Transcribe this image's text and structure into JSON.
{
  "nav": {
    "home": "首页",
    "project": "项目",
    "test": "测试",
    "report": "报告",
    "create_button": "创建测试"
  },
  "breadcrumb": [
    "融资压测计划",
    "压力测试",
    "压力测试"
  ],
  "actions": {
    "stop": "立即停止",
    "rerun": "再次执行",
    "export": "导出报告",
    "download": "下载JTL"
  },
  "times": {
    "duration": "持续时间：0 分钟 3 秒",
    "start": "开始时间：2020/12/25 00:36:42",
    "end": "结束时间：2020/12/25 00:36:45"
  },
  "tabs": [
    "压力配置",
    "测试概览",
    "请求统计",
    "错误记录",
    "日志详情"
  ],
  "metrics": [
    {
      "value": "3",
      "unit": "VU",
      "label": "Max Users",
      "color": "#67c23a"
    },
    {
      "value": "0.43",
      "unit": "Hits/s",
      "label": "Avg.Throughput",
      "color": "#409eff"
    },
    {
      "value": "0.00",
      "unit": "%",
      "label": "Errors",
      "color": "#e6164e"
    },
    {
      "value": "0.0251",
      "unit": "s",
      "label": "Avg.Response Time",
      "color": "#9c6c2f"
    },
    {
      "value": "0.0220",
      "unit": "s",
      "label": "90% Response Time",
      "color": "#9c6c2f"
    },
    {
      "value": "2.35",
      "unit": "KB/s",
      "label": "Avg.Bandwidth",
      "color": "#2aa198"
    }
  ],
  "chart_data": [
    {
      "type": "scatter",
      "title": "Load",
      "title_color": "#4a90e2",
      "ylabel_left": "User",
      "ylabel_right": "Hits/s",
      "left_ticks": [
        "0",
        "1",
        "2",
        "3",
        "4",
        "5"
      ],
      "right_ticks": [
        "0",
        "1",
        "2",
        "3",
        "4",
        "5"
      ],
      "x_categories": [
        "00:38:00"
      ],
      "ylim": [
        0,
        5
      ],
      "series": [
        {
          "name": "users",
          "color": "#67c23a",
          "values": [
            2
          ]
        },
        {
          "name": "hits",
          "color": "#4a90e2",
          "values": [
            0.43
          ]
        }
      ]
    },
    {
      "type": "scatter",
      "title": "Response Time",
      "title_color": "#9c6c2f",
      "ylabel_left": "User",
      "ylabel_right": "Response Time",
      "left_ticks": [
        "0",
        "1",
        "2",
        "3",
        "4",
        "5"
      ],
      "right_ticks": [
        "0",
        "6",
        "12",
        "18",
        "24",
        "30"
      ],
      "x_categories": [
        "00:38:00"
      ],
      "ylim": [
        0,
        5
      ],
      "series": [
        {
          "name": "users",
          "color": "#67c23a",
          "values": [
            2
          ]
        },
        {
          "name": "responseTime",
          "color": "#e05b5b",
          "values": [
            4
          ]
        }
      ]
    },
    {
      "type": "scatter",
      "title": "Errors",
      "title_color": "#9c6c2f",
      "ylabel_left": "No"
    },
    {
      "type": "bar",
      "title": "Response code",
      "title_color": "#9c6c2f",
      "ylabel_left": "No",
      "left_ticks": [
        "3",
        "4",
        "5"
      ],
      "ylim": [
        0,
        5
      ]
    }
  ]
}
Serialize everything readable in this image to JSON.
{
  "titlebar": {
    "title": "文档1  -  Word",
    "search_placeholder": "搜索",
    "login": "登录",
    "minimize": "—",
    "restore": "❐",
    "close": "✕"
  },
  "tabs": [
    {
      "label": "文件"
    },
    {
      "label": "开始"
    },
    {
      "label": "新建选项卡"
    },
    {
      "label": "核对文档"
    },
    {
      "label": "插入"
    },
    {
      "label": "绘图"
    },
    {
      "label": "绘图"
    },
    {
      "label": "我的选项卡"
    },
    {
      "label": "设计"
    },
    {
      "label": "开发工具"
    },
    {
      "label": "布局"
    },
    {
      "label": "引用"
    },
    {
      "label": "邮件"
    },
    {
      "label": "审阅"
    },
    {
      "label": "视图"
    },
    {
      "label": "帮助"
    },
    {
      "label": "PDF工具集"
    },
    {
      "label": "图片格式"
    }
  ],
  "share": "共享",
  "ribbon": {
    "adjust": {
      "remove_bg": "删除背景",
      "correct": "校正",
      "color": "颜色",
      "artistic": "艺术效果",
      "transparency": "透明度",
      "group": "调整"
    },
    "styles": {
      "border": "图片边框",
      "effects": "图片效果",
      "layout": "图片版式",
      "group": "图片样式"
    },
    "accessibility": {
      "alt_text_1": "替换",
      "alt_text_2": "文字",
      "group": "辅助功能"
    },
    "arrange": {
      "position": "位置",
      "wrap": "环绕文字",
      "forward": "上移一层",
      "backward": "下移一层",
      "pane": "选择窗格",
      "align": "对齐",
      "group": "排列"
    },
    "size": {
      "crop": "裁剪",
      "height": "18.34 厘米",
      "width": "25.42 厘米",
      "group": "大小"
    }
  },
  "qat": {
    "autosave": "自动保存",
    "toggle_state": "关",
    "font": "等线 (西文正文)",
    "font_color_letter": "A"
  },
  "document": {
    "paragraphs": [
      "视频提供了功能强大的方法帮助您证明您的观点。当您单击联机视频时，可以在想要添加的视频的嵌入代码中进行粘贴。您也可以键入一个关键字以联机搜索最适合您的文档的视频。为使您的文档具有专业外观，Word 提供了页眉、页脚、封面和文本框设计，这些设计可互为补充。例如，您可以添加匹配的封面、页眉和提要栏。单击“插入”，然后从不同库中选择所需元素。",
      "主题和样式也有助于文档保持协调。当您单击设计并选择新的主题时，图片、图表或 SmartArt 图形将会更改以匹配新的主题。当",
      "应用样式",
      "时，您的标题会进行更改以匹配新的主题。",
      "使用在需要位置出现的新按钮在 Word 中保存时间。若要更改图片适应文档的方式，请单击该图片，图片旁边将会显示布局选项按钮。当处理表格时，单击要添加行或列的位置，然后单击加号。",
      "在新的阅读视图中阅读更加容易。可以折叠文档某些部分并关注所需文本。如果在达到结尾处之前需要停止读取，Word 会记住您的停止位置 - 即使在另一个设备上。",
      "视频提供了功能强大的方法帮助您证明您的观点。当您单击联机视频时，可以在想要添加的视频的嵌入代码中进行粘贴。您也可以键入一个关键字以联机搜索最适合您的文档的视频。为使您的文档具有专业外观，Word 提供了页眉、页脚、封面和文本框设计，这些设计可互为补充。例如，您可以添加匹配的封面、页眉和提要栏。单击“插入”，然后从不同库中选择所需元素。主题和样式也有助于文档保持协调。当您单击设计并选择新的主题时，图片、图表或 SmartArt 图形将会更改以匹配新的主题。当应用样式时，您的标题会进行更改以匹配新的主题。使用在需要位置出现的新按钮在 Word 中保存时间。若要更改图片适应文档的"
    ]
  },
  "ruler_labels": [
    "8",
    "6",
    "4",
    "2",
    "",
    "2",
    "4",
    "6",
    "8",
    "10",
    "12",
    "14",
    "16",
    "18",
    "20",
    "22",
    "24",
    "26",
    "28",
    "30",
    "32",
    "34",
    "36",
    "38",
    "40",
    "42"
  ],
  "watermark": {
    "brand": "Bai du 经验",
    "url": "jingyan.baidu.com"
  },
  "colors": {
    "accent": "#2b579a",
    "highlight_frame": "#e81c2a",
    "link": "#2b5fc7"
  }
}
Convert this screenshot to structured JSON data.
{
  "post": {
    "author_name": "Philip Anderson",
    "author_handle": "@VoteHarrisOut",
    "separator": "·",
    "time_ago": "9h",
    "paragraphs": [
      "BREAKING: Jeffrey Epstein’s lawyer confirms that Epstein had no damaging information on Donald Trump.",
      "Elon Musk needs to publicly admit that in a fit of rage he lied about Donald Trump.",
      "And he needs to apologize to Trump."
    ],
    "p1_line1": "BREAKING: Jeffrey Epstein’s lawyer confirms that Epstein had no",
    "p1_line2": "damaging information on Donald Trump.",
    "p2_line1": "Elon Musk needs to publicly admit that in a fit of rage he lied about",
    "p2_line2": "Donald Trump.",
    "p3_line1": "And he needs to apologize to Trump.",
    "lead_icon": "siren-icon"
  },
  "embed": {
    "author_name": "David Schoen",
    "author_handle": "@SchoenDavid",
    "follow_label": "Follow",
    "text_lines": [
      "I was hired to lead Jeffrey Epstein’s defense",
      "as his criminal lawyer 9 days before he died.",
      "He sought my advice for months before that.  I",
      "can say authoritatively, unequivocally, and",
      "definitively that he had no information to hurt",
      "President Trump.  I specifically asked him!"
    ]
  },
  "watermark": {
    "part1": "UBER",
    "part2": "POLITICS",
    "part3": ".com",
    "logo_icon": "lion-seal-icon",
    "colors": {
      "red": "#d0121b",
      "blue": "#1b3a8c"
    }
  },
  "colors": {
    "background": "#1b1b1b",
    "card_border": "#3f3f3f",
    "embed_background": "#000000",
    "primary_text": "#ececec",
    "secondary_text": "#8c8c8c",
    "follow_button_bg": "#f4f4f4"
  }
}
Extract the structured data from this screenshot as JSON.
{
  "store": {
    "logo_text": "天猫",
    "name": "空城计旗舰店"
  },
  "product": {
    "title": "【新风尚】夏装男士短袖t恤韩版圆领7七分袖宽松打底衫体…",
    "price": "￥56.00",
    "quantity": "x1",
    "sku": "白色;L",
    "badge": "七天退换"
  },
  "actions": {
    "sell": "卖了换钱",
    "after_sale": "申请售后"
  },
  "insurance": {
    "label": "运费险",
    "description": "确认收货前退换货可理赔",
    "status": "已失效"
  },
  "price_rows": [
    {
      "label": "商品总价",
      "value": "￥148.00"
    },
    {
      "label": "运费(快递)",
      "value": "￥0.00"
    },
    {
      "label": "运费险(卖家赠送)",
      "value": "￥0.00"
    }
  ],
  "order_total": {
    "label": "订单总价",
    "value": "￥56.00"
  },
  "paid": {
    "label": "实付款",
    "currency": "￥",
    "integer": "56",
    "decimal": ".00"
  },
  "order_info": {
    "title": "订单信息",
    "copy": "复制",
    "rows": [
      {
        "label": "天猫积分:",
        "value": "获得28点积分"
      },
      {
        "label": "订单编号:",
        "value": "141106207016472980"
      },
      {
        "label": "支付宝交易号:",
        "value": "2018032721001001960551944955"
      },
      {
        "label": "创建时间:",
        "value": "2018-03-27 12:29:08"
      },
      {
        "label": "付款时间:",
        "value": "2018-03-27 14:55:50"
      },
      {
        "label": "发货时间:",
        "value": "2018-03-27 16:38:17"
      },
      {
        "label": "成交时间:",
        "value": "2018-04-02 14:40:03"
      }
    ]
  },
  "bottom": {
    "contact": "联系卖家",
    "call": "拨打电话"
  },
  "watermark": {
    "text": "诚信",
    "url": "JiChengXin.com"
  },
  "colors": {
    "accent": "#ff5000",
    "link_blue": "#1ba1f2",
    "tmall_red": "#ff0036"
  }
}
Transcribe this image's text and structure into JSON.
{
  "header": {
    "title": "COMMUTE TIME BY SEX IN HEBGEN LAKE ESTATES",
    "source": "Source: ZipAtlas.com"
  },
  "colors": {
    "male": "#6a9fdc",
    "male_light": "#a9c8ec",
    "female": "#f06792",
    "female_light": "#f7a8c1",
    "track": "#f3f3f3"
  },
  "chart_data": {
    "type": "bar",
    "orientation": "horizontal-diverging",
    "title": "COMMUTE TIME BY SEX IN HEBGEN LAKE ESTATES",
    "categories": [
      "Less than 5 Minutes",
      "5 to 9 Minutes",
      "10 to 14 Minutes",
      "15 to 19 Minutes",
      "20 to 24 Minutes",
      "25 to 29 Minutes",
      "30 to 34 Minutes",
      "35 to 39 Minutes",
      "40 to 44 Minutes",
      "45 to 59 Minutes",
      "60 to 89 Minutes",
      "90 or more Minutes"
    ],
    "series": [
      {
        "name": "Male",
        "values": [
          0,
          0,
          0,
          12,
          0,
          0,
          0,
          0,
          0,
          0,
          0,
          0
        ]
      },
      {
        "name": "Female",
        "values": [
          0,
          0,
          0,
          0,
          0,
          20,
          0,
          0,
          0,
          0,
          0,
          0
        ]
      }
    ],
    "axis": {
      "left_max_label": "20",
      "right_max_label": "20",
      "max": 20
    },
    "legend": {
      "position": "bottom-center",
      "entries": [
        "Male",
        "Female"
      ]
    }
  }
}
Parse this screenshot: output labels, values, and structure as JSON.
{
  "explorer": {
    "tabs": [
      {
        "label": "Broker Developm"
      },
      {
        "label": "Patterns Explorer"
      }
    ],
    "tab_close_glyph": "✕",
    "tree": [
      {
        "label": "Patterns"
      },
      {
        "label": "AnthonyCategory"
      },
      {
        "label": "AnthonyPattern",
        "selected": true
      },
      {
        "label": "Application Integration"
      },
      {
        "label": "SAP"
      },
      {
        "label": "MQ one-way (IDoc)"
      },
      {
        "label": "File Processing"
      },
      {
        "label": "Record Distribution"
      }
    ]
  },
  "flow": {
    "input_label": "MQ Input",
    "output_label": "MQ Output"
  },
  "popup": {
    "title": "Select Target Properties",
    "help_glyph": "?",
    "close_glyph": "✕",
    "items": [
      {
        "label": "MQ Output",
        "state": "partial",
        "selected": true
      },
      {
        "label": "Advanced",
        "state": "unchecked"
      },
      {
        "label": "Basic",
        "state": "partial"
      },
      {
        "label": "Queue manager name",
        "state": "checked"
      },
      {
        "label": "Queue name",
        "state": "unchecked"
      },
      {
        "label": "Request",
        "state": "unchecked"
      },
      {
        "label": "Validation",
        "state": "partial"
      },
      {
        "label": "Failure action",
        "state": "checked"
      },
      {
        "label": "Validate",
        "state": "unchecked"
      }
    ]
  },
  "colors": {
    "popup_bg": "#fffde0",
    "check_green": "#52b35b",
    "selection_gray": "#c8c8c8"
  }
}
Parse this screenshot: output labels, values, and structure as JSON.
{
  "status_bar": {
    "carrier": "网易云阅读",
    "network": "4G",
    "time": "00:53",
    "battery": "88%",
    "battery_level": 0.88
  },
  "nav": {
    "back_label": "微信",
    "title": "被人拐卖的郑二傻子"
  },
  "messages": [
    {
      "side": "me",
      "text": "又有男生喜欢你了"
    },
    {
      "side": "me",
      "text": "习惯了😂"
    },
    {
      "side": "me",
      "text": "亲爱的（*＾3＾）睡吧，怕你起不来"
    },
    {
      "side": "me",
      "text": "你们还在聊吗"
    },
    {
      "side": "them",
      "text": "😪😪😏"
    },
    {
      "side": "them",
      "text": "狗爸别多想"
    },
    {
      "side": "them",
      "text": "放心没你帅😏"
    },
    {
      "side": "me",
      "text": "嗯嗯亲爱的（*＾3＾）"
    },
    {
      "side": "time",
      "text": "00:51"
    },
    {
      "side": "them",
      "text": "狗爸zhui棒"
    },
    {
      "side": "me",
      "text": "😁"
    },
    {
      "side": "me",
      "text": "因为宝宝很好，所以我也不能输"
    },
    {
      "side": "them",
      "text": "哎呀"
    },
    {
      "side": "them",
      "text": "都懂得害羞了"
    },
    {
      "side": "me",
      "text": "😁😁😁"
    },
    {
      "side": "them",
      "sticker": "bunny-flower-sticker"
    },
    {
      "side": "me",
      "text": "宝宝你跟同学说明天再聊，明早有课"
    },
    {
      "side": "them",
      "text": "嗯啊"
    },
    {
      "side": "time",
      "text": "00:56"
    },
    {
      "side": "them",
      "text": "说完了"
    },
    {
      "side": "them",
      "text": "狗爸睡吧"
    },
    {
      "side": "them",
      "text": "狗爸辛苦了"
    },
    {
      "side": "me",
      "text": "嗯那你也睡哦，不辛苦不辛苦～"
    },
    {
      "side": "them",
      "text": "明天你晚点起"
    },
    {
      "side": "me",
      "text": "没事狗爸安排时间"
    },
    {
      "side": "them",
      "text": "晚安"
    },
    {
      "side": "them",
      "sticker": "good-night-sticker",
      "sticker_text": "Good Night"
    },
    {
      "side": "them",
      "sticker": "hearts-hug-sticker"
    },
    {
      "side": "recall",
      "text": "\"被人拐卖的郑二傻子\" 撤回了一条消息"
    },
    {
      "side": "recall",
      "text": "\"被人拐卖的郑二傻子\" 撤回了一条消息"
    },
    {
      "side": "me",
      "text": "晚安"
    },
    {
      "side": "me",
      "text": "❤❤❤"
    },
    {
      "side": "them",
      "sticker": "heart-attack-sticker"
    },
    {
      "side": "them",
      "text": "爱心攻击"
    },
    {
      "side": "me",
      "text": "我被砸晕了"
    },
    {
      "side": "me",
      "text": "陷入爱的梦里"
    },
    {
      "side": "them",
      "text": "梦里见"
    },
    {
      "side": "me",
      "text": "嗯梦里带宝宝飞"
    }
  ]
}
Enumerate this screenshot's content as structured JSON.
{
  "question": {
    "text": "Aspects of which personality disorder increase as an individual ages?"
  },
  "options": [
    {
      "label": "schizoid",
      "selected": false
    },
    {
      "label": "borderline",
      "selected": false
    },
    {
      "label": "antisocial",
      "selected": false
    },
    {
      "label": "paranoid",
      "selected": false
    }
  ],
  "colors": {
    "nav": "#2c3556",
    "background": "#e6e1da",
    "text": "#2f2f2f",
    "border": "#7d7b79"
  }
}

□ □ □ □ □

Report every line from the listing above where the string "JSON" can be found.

Transcribe this image's text and structure into JSON.
Serialize everything readable in this image to JSON.
Convert this screenshot to structured JSON data.
Extract the structured data from this screenshot as JSON.
Transcribe this image's text and structure into JSON.
Parse this screenshot: output labels, values, and structure as JSON.
Parse this screenshot: output labels, values, and structure as JSON.
Enumerate this screenshot's content as structured JSON.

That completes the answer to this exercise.